#### [What the task requires]
The records below must be returned in full and unaltered.

#### [Dataset records]
___
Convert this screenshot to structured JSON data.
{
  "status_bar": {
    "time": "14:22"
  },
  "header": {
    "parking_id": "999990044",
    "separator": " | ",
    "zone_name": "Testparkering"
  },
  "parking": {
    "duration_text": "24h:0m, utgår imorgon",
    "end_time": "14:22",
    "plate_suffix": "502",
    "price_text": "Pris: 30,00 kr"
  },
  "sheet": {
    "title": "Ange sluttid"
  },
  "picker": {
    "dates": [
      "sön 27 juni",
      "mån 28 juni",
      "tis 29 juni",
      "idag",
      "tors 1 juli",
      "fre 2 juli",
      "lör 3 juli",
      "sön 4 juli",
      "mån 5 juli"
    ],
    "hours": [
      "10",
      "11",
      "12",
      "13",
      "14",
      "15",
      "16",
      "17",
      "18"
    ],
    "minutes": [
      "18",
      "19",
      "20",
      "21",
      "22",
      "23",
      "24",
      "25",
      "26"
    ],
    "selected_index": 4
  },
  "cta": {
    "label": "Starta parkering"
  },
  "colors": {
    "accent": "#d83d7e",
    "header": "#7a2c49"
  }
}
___
#### [Solution to the problem]
Convert this screenshot to structured JSON data.
{
  "status_bar": {
    "time": "14:22"
  },
  "header": {
    "parking_id": "999990044",
    "separator": " | ",
    "zone_name": "Testparkering"
  },
  "parking": {
    "duration_text": "24h:0m, utgår imorgon",
    "end_time": "14:22",
    "plate_suffix": "502",
    "price_text": "Pris: 30,00 kr"
  },
  "sheet": {
    "title": "Ange sluttid"
  },
  "picker": {
    "dates": [
      "sön 27 juni",
      "mån 28 juni",
      "tis 29 juni",
      "idag",
      "tors 1 juli",
      "fre 2 juli",
      "lör 3 juli",
      "sön 4 juli",
      "mån 5 juli"
    ],
    "hours": [
      "10",
      "11",
      "12",
      "13",
      "14",
      "15",
      "16",
      "17",
      "18"
    ],
    "minutes": [
      "18",
      "19",
      "20",
      "21",
      "22",
      "23",
      "24",
      "25",
      "26"
    ],
    "selected_index": 4
  },
  "cta": {
    "label": "Starta parkering"
  },
  "colors": {
    "accent": "#d83d7e",
    "header": "#7a2c49"
  }
}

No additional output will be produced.